HL Deb 16 June 1993 vol 546 cc1564-5

2.53 p.m.

The Countess of Mar asked Her Majesty's Government:

What practical support and advice are being provided by the National Health Service to patients suffering the chronic effects of exposure to organophosphates used in sheep dips and to their general practitioners and consultants.

The Parliamentary Under-Secretary of State, Department of Health (Baroness Cumberlege)

My Lords, the Government's Chief Medical Officer wrote in 1991 to all doctors in the United Kingdom alerting them to the schemes in operation for reporting incidents of exposures to pesticides and to certain veterinary medicines such as sheep dips. The letter further advised them that advice on poisoning was available from the Employment Medical Advisory Service and the Department of Health book, Pesticide Poisoning: Notes for the guidance of medical practitioners.

The Countess of Mar

My Lords, I thank the noble Baroness for her reply. Is she aware that while GPs may ask patients about enzootic diseases, they very rarely think of chemicals? That is my own experience as well as that of a great many other people. Is the Minister further aware that because they do not look at the signs and symptoms of organophosphate poisoning, many patients are being mistreated? Particularly if they display psychological signs, they are put into mental hospitals. In one case a young man was locked up for two years, given electrical treatment and then, when it was discovered that he was suffering from organophosphate poisoning, he was discharged with absolutely no support. That is happening over and over again. Is the Minister aware in addition that such an event happened to a 12 year-old boy just a few months ago and he was told that he was shamming? It is a very distressful situation for people suffering from organophosphate poisoning. Please can the Minister do as much as she can to alert the medical profession to the problems?

Baroness Cumberlege

My Lords, the Government have sympathy with the view expressed by the noble Countess.

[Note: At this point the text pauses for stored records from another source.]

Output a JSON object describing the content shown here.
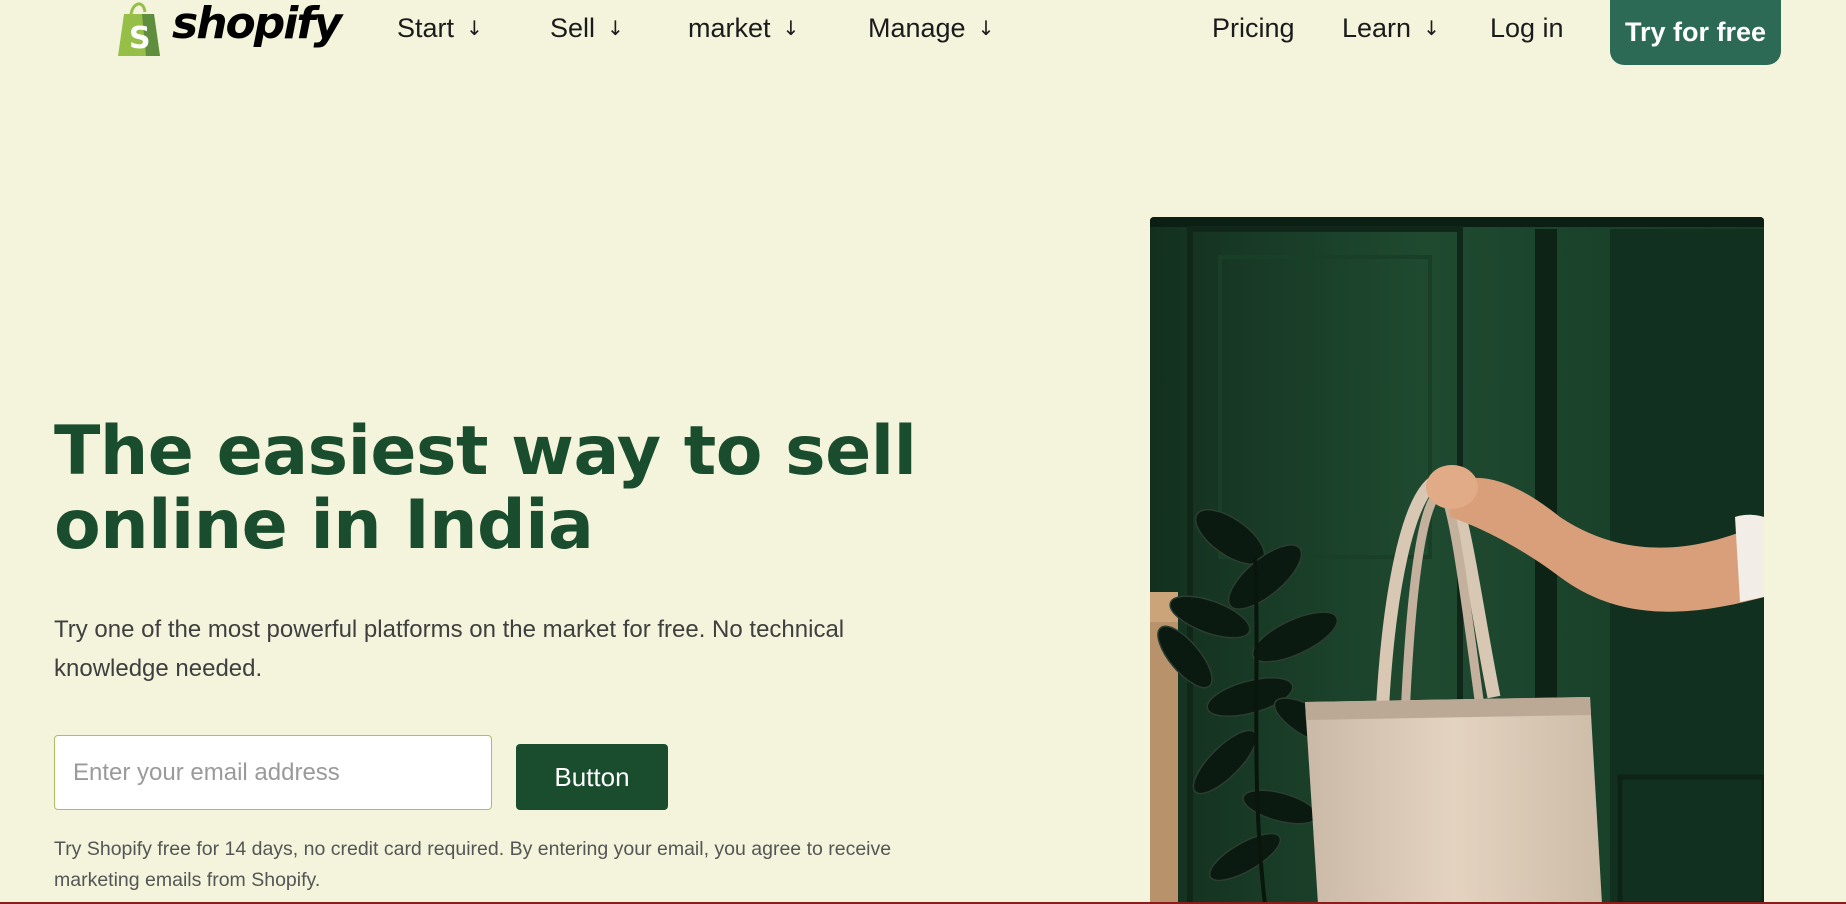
{
  "header": {
    "logo_text": "shopify",
    "nav": [
      {
        "label": "Start",
        "has_dropdown": true
      },
      {
        "label": "Sell",
        "has_dropdown": true
      },
      {
        "label": "market",
        "has_dropdown": true
      },
      {
        "label": "Manage",
        "has_dropdown": true
      }
    ],
    "right_nav": {
      "pricing": "Pricing",
      "learn": "Learn",
      "login": "Log in",
      "cta": "Try for free"
    },
    "dropdown_icon": "arrow-down-icon"
  },
  "hero": {
    "title_line1": "The easiest way to sell",
    "title_line2": "online in India",
    "subtitle": "Try one of the most powerful platforms on the market for free. No technical knowledge needed.",
    "email_placeholder": "Enter your email address",
    "email_value": "",
    "button_label": "Button",
    "disclaimer": "Try Shopify free for 14 days, no credit card required. By entering your email, you agree to receive marketing emails from Shopify."
  },
  "colors": {
    "background": "#f4f4dc",
    "brand_green": "#1a4d2e",
    "cta_green": "#2c6a55",
    "logo_green": "#95bf47",
    "input_border": "#a9bf63",
    "bottom_rule": "#8a1c1c"
  }
}
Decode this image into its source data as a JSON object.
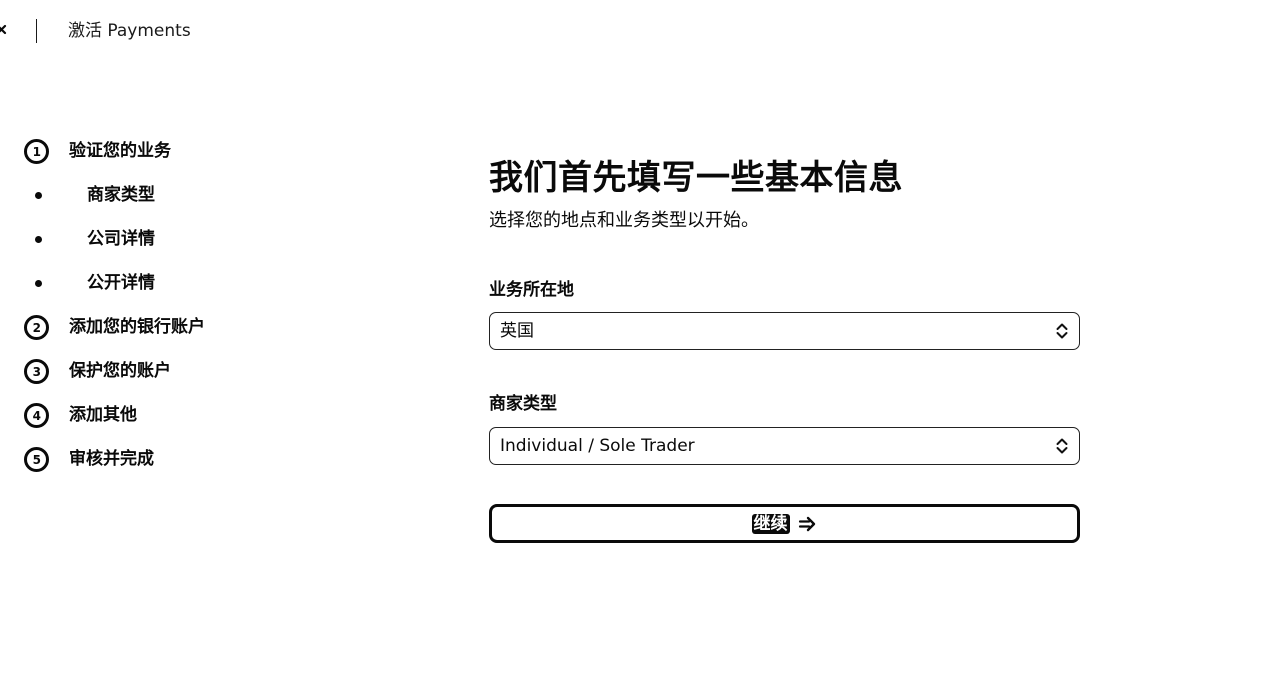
{
  "header": {
    "close_icon": "close-icon",
    "title": "激活 Payments"
  },
  "steps": [
    {
      "number": "1",
      "label": "验证您的业务",
      "substeps": [
        "商家类型",
        "公司详情",
        "公开详情"
      ]
    },
    {
      "number": "2",
      "label": "添加您的银行账户"
    },
    {
      "number": "3",
      "label": "保护您的账户"
    },
    {
      "number": "4",
      "label": "添加其他"
    },
    {
      "number": "5",
      "label": "审核并完成"
    }
  ],
  "main": {
    "title": "我们首先填写一些基本信息",
    "subtitle": "选择您的地点和业务类型以开始。",
    "location": {
      "label": "业务所在地",
      "value": "英国",
      "icon": "chevron-up-down-icon"
    },
    "merchant_type": {
      "label": "商家类型",
      "value": "Individual / Sole Trader",
      "icon": "chevron-up-down-icon"
    },
    "continue_button": {
      "label": "继续",
      "icon": "arrow-right-icon"
    }
  }
}
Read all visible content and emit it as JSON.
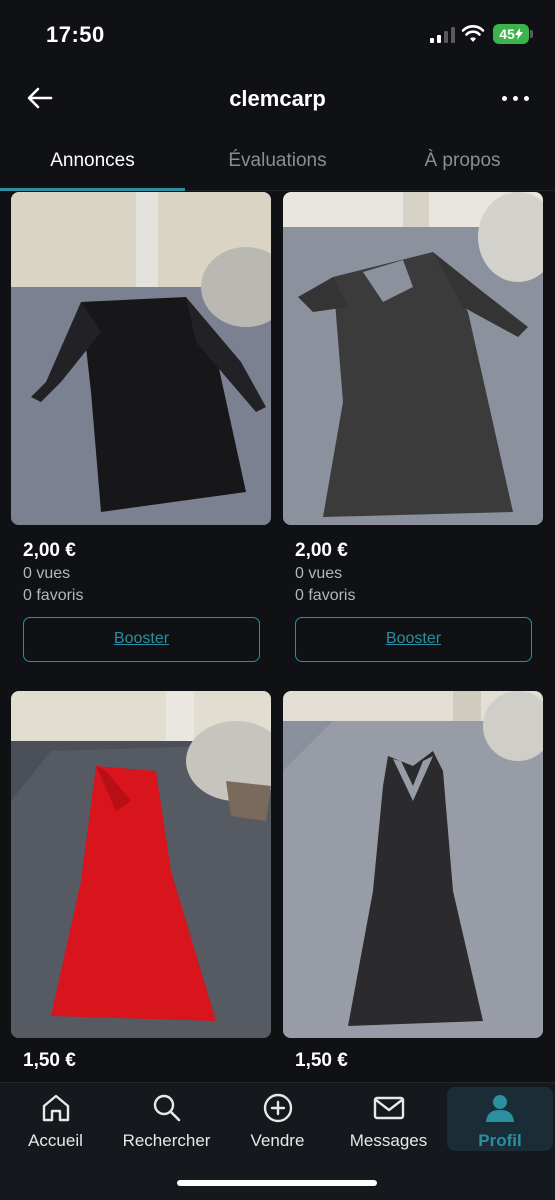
{
  "status_bar": {
    "time": "17:50",
    "battery": "45"
  },
  "header": {
    "title": "clemcarp"
  },
  "tabs": [
    {
      "label": "Annonces",
      "active": true
    },
    {
      "label": "Évaluations",
      "active": false
    },
    {
      "label": "À propos",
      "active": false
    }
  ],
  "listings": [
    {
      "price": "2,00 €",
      "views": "0 vues",
      "favorites": "0 favoris",
      "boost_label": "Booster",
      "photo": "black long-sleeve dress with lace-up sleeves on bed",
      "dress_color": "#141416"
    },
    {
      "price": "2,00 €",
      "views": "0 vues",
      "favorites": "0 favoris",
      "boost_label": "Booster",
      "photo": "dark grey half-sleeve fitted dress on bed",
      "dress_color": "#3a3a3a"
    },
    {
      "price": "1,50 €",
      "views": "",
      "favorites": "",
      "boost_label": "",
      "photo": "red sleeveless dress on bed",
      "dress_color": "#d8141c"
    },
    {
      "price": "1,50 €",
      "views": "",
      "favorites": "",
      "boost_label": "",
      "photo": "dark grey ribbed sleeveless maxi dress on bed",
      "dress_color": "#2c2c2c"
    }
  ],
  "bottom_nav": [
    {
      "label": "Accueil",
      "icon": "home-icon"
    },
    {
      "label": "Rechercher",
      "icon": "search-icon"
    },
    {
      "label": "Vendre",
      "icon": "plus-circle-icon"
    },
    {
      "label": "Messages",
      "icon": "envelope-icon"
    },
    {
      "label": "Profil",
      "icon": "profile-icon",
      "active": true
    }
  ],
  "colors": {
    "accent": "#2a8fa0",
    "background": "#101114",
    "battery": "#3bb54a"
  }
}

The Chief Medical Officer and the Chief Executive of the Veterinary Medicines Directorate together are going to write to all doctors (which includes GPs and consultants working in the NHS and the private sector) to draw their attention to the potential hazards.

Lord McColl of Dulwich

My Lords, does my noble friend agree that support and advice may be required for those noble Lords who are beginning to show symptoms and signs of repeated exposure to these questions on sheep dip?

Baroness Cumberlege

My Lords, the noble Countess has fought a vigorous and determined campaign. I believe that it is producing results.

Lord Carter

My Lords, is the Minister aware that some of us do not regard poisoning by organophosphates as a laughing matter? Is she further aware of the scientific opinion that the dipping of sheep with organophosphates has brought us no nearer to the eradication of sheep scab than when the compulsory dipping began in 1973? If that is the case, can the Minister say why farmers and farm workers are still being exposed to these extremely dangerous substances instead of using other less toxic materials?

Baroness Cumberlege

My Lords, an enormous amount of research is being undertaken at this moment on the subject by the London Poisons Unit, the West Midlands Poisons Unit, the Institute of Occupational Medicine in Edinburgh, the Institute of Occupational Health in Birmingham and the Health and Safety Executive Field Consultant Group, which is doing some fieldwork on the subject. In addition, Professor Peter Blain, Dr. Martin Johnston and Dr. Huw Rees are examining this subject with further research. All this research is due to come to the Government within the year, or at least within the next two or three years. When we know the results of that research we shall want to take definite action.

Lord Carter

My Lords, would it not be sensible to ban the use of these materials until the results of this research are available?

Baroness Cumberlege

My Lords, it is important that any action which the Government take is based on solid research. As I have said, some of that research is coming to fruition by the autumn and then the results will be considered.